[EXERCISE DATA]
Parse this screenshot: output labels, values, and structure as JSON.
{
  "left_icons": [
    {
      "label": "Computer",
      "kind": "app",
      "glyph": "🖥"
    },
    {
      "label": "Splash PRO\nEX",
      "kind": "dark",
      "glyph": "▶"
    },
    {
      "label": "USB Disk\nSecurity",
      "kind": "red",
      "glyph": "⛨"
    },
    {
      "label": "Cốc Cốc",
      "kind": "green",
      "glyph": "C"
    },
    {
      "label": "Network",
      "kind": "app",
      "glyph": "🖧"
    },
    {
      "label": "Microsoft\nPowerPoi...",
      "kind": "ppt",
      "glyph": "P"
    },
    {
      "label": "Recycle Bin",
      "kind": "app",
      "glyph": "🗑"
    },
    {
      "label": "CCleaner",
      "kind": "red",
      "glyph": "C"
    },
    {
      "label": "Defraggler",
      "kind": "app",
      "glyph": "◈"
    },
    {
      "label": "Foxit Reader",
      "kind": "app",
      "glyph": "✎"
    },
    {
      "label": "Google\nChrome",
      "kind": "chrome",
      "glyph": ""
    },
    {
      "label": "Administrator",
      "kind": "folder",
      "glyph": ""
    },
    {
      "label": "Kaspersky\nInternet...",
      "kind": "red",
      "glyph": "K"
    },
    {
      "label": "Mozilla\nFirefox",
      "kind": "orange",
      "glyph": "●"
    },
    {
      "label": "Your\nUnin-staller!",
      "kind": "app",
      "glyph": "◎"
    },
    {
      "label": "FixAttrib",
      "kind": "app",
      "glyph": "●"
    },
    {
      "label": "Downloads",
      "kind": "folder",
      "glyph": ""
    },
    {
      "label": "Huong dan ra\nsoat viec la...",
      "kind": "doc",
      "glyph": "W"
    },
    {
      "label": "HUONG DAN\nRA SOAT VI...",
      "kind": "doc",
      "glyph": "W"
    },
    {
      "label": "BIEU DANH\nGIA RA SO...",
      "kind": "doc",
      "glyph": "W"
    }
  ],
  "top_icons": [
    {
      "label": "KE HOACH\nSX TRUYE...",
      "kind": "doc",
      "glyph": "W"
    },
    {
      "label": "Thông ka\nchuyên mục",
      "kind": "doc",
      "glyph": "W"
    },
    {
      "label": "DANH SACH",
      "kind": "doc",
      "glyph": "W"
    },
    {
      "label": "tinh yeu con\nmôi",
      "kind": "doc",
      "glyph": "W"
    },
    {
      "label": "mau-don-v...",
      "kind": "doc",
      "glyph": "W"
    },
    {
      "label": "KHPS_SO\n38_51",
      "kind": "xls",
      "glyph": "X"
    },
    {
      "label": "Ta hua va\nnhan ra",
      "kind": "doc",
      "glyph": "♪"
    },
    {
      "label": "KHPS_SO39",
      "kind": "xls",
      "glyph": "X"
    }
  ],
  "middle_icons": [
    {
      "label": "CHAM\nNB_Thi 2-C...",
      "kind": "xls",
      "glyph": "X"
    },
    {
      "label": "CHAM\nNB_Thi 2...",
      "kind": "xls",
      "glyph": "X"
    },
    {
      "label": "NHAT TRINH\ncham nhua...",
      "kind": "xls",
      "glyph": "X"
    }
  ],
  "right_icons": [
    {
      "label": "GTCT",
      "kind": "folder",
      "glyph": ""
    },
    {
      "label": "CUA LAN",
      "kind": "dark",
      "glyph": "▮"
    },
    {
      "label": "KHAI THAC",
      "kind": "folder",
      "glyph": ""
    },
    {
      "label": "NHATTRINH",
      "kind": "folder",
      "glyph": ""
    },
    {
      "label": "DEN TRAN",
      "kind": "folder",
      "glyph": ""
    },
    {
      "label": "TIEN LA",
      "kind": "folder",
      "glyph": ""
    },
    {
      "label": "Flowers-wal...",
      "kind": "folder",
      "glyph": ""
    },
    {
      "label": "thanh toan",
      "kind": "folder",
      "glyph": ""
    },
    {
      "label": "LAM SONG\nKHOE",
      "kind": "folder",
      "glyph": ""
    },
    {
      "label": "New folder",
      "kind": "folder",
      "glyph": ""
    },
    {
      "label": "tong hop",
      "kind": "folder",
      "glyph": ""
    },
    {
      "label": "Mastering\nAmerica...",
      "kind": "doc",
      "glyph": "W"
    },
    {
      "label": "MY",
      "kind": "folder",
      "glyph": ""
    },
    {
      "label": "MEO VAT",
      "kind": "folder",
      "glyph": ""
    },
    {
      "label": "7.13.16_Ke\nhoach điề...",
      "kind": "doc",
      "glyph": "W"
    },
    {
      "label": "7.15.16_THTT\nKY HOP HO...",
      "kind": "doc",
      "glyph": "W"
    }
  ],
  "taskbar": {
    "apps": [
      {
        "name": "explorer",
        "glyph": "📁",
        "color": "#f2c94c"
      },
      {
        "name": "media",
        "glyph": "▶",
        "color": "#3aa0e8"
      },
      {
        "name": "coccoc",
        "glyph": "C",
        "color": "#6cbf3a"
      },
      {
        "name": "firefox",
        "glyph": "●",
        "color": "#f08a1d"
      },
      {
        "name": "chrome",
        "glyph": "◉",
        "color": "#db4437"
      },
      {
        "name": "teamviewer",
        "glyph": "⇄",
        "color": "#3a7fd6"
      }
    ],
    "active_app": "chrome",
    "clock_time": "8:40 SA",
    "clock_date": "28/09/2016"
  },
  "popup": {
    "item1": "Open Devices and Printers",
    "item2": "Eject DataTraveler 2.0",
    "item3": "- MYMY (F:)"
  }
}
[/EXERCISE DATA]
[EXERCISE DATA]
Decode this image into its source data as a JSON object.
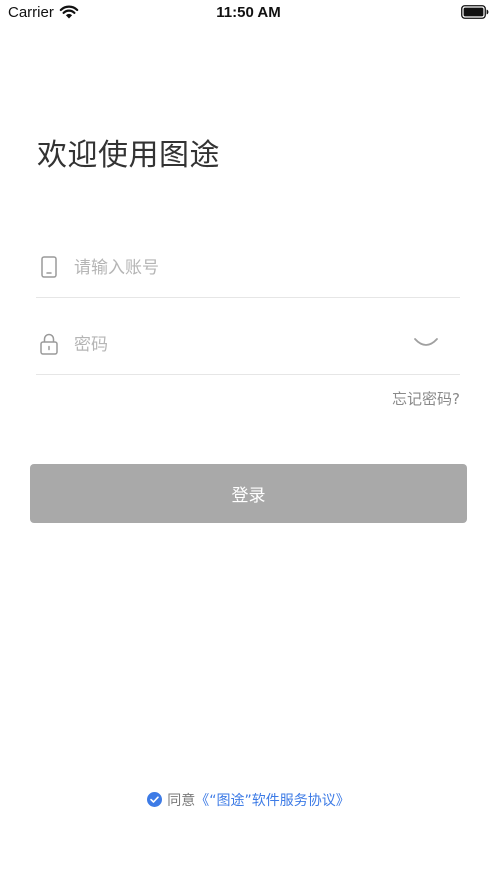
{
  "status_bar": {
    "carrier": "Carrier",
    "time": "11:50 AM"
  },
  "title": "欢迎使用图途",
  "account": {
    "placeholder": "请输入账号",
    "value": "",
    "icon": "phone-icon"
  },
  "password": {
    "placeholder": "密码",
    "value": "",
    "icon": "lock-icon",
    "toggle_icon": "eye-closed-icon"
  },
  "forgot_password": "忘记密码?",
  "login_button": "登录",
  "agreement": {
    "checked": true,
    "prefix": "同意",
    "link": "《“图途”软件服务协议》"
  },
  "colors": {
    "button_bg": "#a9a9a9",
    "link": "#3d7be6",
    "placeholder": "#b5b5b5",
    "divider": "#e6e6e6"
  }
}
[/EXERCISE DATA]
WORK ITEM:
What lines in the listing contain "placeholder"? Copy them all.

TASK RESULT:
    "placeholder": "请输入账号",
    "placeholder": "密码",
    "placeholder": "#b5b5b5",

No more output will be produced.